Given information Block Start

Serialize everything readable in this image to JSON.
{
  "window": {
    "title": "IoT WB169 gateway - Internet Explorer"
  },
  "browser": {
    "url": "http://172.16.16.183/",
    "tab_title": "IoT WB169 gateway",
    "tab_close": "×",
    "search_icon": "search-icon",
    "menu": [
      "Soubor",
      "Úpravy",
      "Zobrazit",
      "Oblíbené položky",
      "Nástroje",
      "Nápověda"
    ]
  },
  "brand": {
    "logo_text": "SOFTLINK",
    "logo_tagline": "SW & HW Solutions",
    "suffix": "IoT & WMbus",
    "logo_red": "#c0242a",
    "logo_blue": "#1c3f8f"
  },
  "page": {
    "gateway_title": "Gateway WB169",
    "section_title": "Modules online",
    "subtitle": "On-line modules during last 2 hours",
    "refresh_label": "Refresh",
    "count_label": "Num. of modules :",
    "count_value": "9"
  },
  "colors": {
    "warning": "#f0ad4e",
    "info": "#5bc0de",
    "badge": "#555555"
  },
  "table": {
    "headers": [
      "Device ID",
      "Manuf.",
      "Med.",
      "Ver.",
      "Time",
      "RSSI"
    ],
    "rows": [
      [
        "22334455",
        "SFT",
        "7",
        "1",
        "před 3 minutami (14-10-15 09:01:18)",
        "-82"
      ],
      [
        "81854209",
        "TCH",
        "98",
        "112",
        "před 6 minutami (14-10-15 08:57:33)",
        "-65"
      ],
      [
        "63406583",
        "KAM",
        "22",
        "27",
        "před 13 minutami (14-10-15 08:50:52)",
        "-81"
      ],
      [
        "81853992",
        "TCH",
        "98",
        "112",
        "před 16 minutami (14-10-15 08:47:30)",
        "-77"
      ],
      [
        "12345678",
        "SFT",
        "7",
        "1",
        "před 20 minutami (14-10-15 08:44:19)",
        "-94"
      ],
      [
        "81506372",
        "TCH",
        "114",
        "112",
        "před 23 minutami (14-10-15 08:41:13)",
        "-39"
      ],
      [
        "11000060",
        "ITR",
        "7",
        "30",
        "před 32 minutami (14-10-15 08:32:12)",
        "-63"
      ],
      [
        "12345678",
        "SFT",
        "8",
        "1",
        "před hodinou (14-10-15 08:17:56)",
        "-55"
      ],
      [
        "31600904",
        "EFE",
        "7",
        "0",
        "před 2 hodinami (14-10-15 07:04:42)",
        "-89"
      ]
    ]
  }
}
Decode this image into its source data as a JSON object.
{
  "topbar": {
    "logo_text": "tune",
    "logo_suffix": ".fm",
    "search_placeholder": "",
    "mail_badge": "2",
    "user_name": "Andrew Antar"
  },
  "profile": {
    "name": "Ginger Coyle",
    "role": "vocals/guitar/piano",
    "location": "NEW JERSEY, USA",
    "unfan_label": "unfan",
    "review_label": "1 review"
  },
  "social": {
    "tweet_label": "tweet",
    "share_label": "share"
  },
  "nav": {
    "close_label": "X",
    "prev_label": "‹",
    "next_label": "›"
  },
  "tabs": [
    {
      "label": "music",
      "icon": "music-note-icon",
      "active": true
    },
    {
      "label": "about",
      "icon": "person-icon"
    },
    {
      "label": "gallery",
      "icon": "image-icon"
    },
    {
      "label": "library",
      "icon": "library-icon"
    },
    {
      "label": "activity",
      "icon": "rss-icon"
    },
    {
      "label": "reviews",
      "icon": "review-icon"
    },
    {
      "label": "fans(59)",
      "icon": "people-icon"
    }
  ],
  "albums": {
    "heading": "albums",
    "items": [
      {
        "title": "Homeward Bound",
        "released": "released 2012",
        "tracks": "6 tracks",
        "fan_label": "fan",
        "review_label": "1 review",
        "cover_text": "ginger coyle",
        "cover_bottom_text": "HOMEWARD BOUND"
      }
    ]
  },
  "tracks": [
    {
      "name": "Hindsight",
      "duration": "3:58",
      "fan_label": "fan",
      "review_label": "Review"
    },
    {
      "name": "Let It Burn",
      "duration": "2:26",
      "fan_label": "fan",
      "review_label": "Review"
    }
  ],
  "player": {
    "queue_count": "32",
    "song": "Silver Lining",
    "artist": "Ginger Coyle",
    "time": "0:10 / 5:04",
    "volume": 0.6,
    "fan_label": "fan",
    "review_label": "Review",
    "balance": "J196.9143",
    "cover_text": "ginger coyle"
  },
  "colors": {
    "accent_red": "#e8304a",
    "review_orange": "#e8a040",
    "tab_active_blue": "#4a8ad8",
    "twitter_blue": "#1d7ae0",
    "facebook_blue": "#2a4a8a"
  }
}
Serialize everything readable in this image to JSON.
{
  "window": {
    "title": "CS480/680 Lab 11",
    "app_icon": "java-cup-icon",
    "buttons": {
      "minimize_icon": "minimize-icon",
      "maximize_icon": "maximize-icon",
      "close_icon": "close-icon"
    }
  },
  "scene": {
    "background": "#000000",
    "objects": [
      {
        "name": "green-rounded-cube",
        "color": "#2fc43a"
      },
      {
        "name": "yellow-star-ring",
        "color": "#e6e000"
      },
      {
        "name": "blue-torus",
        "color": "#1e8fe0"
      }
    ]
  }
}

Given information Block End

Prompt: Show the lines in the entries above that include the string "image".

Answer box:
Serialize everything readable in this image to JSON.
Decode this image into its source data as a JSON object.
      "icon": "image-icon"
Serialize everything readable in this image to JSON.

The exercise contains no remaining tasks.